Food Industry Warns About Ripple Effect of Heavy Ethanol Production
WASHINGTON, D.C. --- The nation's food industry is lobbying legislators to study the impact that President Bush's proposal for expanded ethanol production will have on the food supply. Ramping up ethanol production is a major part of the President's plan to cut gasoline usage 20 percent in 10 years.
Food industry lobbyists are citing a new study, conducted by researchers at Iowa State University, that highlights the potential for large spikes in the cost of retail meat, eggs and other dairy products. The study was commissioned by several associations representing producers of beef, poultry and pork, the National Grain and Feed Association and Grocery Manufacturers/Food Products Association -- all of which use corn.
If higher-than-expected oil prices trigger greater demand for flex-fuel vehicles, ethanol production could reach more than 30 billion gallons per year by 2011, the study said. Today, U.S. capacity is only 4.8 billion. That demand would increase corn acreage to more than 110 million acres and drive the price of corn to more than $4.40 a bushel. This increase in corn production would mean less acreage for soybeans and wheat, which would trigger price increases in these crops.
In such a scenario, the study said, beef, pork and poultry prices would rise by more than 4 percent, while egg prices would rise by about 8 percent.

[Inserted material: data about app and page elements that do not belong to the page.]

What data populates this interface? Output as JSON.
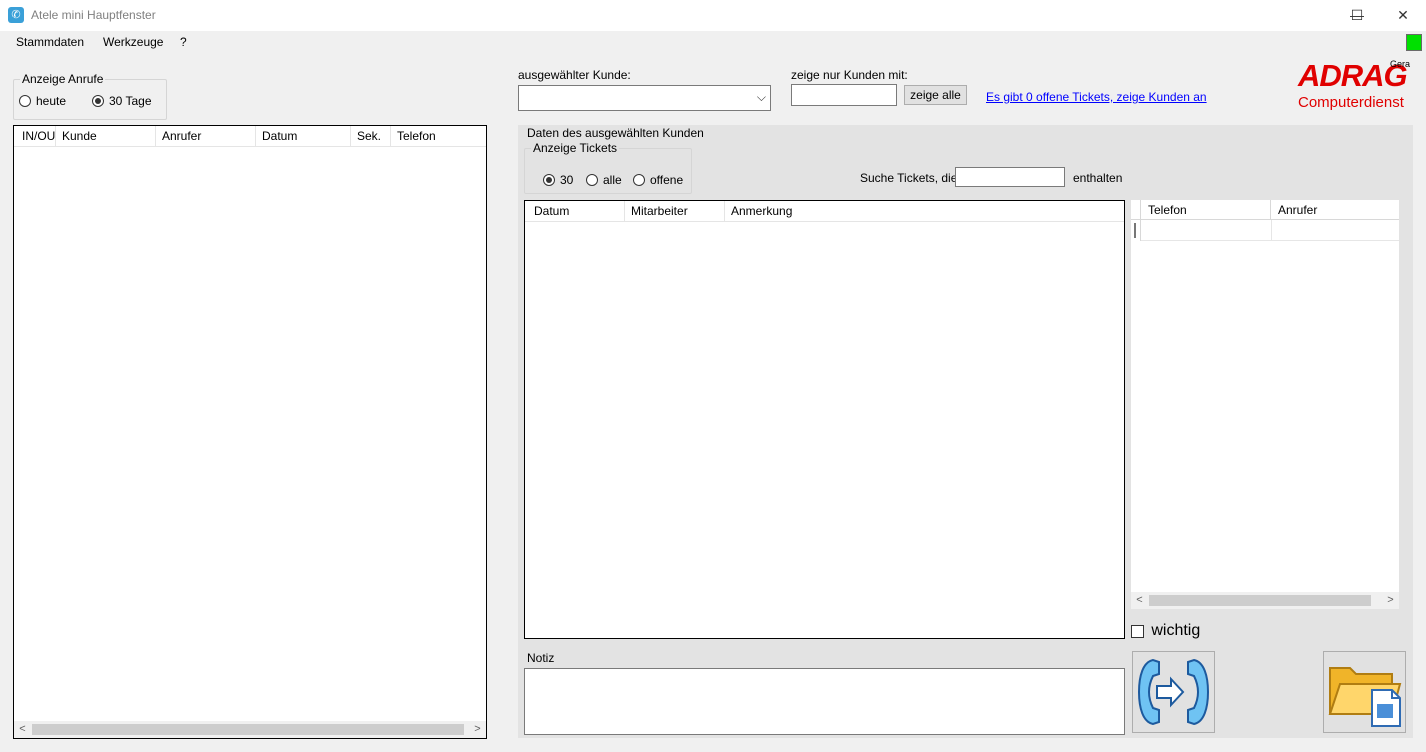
{
  "window": {
    "title": "Atele mini Hauptfenster",
    "icon": "phone-icon",
    "controls": {
      "minimize": "—",
      "maximize": "☐",
      "close": "✕"
    }
  },
  "menu": {
    "items": [
      "Stammdaten",
      "Werkzeuge",
      "?"
    ]
  },
  "status_color": "#00e000",
  "calls_filter": {
    "legend": "Anzeige Anrufe",
    "options": [
      {
        "label": "heute",
        "checked": false
      },
      {
        "label": "30 Tage",
        "checked": true
      }
    ]
  },
  "calls_table": {
    "columns": [
      "IN/OUT",
      "Kunde",
      "Anrufer",
      "Datum",
      "Sek.",
      "Telefon"
    ],
    "rows": []
  },
  "customer": {
    "label": "ausgewählter Kunde:",
    "value": "",
    "filter_label": "zeige nur Kunden mit:",
    "filter_value": "",
    "show_all_label": "zeige alle",
    "open_tickets_link": "Es gibt 0 offene Tickets, zeige Kunden an"
  },
  "logo": {
    "line1": "ADRAG",
    "city": "Gera",
    "line2": "Computerdienst",
    "color": "#e00000"
  },
  "customer_panel": {
    "legend": "Daten des ausgewählten Kunden",
    "tickets_filter": {
      "legend": "Anzeige Tickets",
      "options": [
        {
          "label": "30",
          "checked": true
        },
        {
          "label": "alle",
          "checked": false
        },
        {
          "label": "offene",
          "checked": false
        }
      ]
    },
    "search_label": "Suche Tickets, die",
    "search_value": "",
    "search_suffix": "enthalten",
    "tickets_table": {
      "columns": [
        "Datum",
        "Mitarbeiter",
        "Anmerkung"
      ],
      "rows": []
    },
    "phones_table": {
      "columns": [
        "Telefon",
        "Anrufer"
      ],
      "rows": []
    },
    "important_label": "wichtig",
    "note_label": "Notiz",
    "note_value": ""
  }
}
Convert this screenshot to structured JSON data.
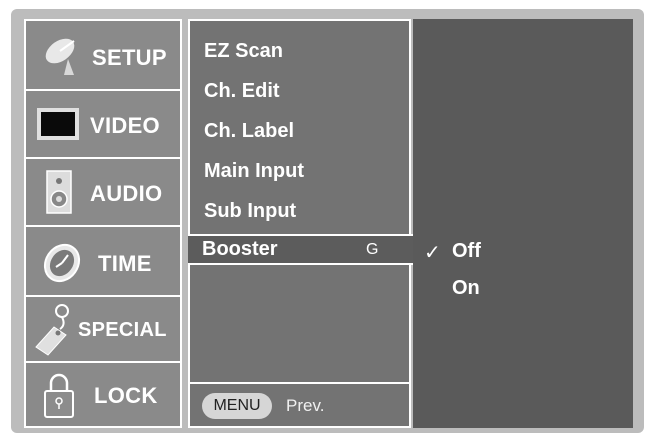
{
  "sidebar": {
    "items": [
      {
        "label": "SETUP",
        "icon": "satellite-dish-icon"
      },
      {
        "label": "VIDEO",
        "icon": "tv-screen-icon"
      },
      {
        "label": "AUDIO",
        "icon": "speaker-icon"
      },
      {
        "label": "TIME",
        "icon": "clock-icon"
      },
      {
        "label": "SPECIAL",
        "icon": "key-tag-icon"
      },
      {
        "label": "LOCK",
        "icon": "padlock-icon"
      }
    ]
  },
  "menu": {
    "items": [
      "EZ Scan",
      "Ch. Edit",
      "Ch. Label",
      "Main Input",
      "Sub Input"
    ],
    "selected": {
      "label": "Booster",
      "key_hint": "G"
    }
  },
  "options": {
    "check": "✓",
    "items": [
      "Off",
      "On"
    ]
  },
  "footer": {
    "menu_button": "MENU",
    "prev_label": "Prev."
  },
  "colors": {
    "osd_bg": "#bcbcbc",
    "sidebar_bg": "#8a8a8a",
    "panel_bg": "#737373",
    "selected_bg": "#5c5c5c",
    "options_bg": "#5a5a5a"
  }
}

"The Grocery Manufacturers Association supports the goal of reducing our nation's reliance on fossil fuels and applauds Congress and the Bush Administration for their efforts to increase the use of alternative forms of energy, including an increase in the use of biofuels," the association said in a statement. "However, America's biofuels policy should be pursued thoughtfully and deliberately, taking into full account the possible unintended consequences of a sharp increase in the use of corn for fuel."